It is shown that petitioner is being held without bail, under the authority of § 242 of the Immigration and Nationality Act of 1952, 8 U.S.C.A. § 1252 (a). Since the date of the hearing held by the district court on petitioner's petition for a writ of habeas corpus, petitioner's cause has been heard and determined by a special inquiry officer of the Immigration and Naturalization Service, who held petitioner to be deportable and who ordered his deportation for the reason that he was, after his entry into the United States, an alien who was a member of the Communist Party of the United States. It is without dispute that petitioner has taken an appeal from the order of the special inquiry officer to the Board of Immigration Appeals, where the question of his deportability is presently pending.
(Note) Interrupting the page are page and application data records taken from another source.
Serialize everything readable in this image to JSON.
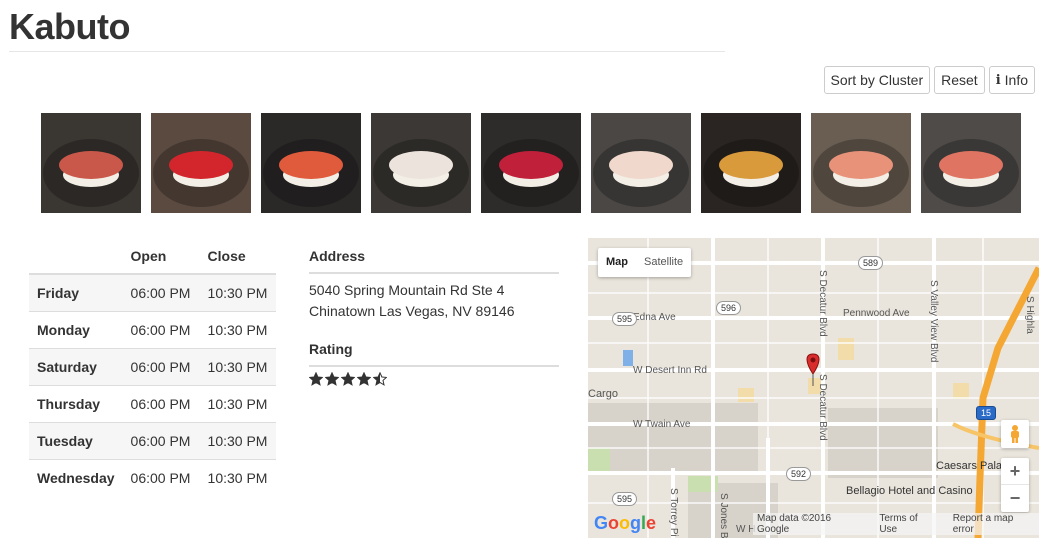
{
  "page_title": "Kabuto",
  "toolbar": {
    "sort_label": "Sort by Cluster",
    "reset_label": "Reset",
    "info_label": "Info"
  },
  "hours": {
    "headers": [
      "",
      "Open",
      "Close"
    ],
    "rows": [
      {
        "day": "Friday",
        "open": "06:00 PM",
        "close": "10:30 PM"
      },
      {
        "day": "Monday",
        "open": "06:00 PM",
        "close": "10:30 PM"
      },
      {
        "day": "Saturday",
        "open": "06:00 PM",
        "close": "10:30 PM"
      },
      {
        "day": "Thursday",
        "open": "06:00 PM",
        "close": "10:30 PM"
      },
      {
        "day": "Tuesday",
        "open": "06:00 PM",
        "close": "10:30 PM"
      },
      {
        "day": "Wednesday",
        "open": "06:00 PM",
        "close": "10:30 PM"
      }
    ]
  },
  "details": {
    "address_heading": "Address",
    "address_line1": "5040 Spring Mountain Rd Ste 4",
    "address_line2": "Chinatown Las Vegas, NV 89146",
    "rating_heading": "Rating",
    "rating_value": 4.5,
    "rating_max": 5
  },
  "map": {
    "tab_map": "Map",
    "tab_satellite": "Satellite",
    "zoom_in": "+",
    "zoom_out": "−",
    "attribution": "Map data ©2016 Google",
    "terms": "Terms of Use",
    "report": "Report a map error",
    "logo": "Google",
    "labels": {
      "edna": "Edna Ave",
      "desert_inn": "W Desert Inn Rd",
      "twain": "W Twain Ave",
      "pennwood": "Pennwood Ave",
      "decatur": "S Decatur Blvd",
      "decatur2": "S Decatur Blvd",
      "valley_view": "S Valley View Blvd",
      "highland": "S Highla",
      "cargo": "Cargo",
      "caesars": "Caesars Pala",
      "bellagio": "Bellagio Hotel and Casino",
      "torrey": "S Torrey Pi",
      "jones": "S Jones B",
      "wh": "W H",
      "r589": "589",
      "r596": "596",
      "r595": "595",
      "r595b": "595",
      "r592": "592",
      "i15": "15"
    }
  },
  "thumbnails": [
    {
      "name": "sushi-photo-1",
      "bg": "#3a3632",
      "fish": "#c9584a"
    },
    {
      "name": "sushi-photo-2",
      "bg": "#5a4a40",
      "fish": "#d2262c"
    },
    {
      "name": "sushi-photo-3",
      "bg": "#2b2928",
      "fish": "#e05a3c"
    },
    {
      "name": "sushi-photo-4",
      "bg": "#3b3835",
      "fish": "#ece4dc"
    },
    {
      "name": "sushi-photo-5",
      "bg": "#2e2c2b",
      "fish": "#c0203a"
    },
    {
      "name": "sushi-photo-6",
      "bg": "#4a4745",
      "fish": "#f0d8cc"
    },
    {
      "name": "sushi-photo-7",
      "bg": "#2a2522",
      "fish": "#d89a3a"
    },
    {
      "name": "sushi-photo-8",
      "bg": "#6a5e52",
      "fish": "#e8927a"
    },
    {
      "name": "sushi-photo-9",
      "bg": "#4e4b48",
      "fish": "#e07462"
    }
  ]
}
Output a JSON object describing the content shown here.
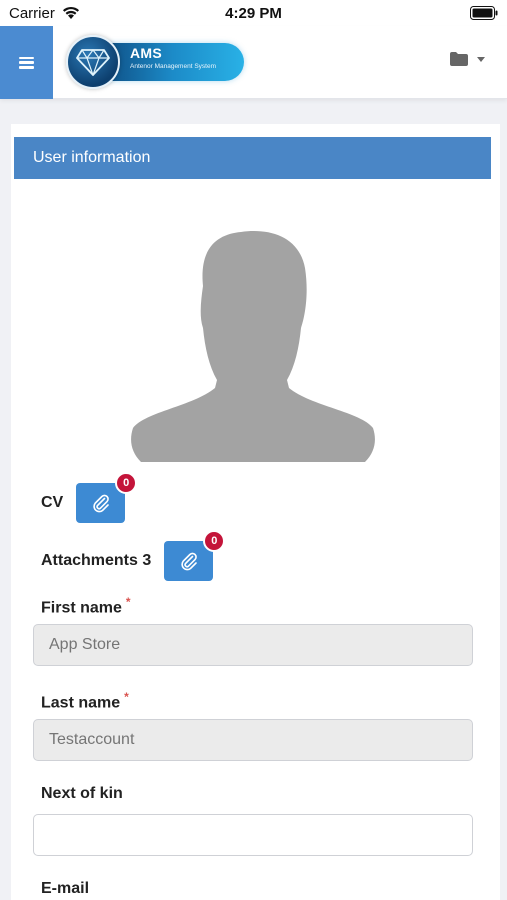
{
  "status_bar": {
    "carrier": "Carrier",
    "time": "4:29 PM"
  },
  "header": {
    "logo_title": "AMS",
    "logo_subtitle": "Antenor Management System",
    "menu_icon": "hamburger-icon",
    "folder_icon": "folder-icon"
  },
  "card": {
    "title": "User information",
    "cv": {
      "label": "CV",
      "badge": "0"
    },
    "attachments": {
      "label": "Attachments 3",
      "badge": "0"
    },
    "fields": {
      "first_name": {
        "label": "First name",
        "required": "*",
        "placeholder": "App Store"
      },
      "last_name": {
        "label": "Last name",
        "required": "*",
        "placeholder": "Testaccount"
      },
      "next_of_kin": {
        "label": "Next of kin",
        "value": ""
      },
      "email": {
        "label": "E-mail"
      }
    }
  },
  "colors": {
    "header_accent": "#4b8bd1",
    "card_title_bg": "#4a86c6",
    "button_blue": "#3d8ad3",
    "badge_red": "#c4143a"
  }
}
The Supreme Court has determined that under § 20(a) of the Immigration Act, as amended by § 23 of the Internal Security Act,1 the Attorney General may in his discretion hold in custody, without bail, pending determination as to their deportability, aliens who are members of the Communist Party of the United States, when there is reasonable cause to believe that their release on bail would endanger the safety and welfare of the United States. Carlson v. Landon, 342 U.S. 524, 72 S. Ct. 525, 96 L. Ed. 547. Here, the government claims that petitioner's release would endanger the safety and welfare of the United States.
It is apparent on the face of petitioner's pleadings that he has not exhausted his administrative remedies. Until he has done so he is not entitled to resort to or to maintain habeas corpus proceedings. Highland Farms Dairy, Inc. v. Agnew, 300 U.S. 608, 616, 57 S. Ct. 549, 81 L. Ed. 835; Natural Gas Pipeline Co. v. Slattery, 302 U.S. 300, 311, 58 S. Ct. 199, 82 L. Ed. 276; United States ex rel. De Lucia v. O'Donovan, 7 Cir., 178 F.2d 876, 879; United States ex rel. Eisler v. District Director of Immigration and Naturalization, etc., D.C., 76 F. Supp. 737.
The district court was clearly right in denying the petition for a writ of habeas corpus. Petitioner has no standing in this court on an attempted appeal from said order of denial. Therefore, appeal dismissed.
Now § 242(a), Immigration and Nationality Act of 1952, 8 U.S.C.A. § 1252(a), which is implemented by Title 8, Code of Federal Regulations, Aliens and Nationality, § 242.2, as amended effective June 19, 1953, published 18 F.R. 3530, provides: "Detention or release of aliens from custody. District directors, deputy district directors, district enforcement officers, or officers in charge may exercise the authority contained in § 242 of the Immigration and Nationality Act to continue or detain aliens in, or release them from, custody."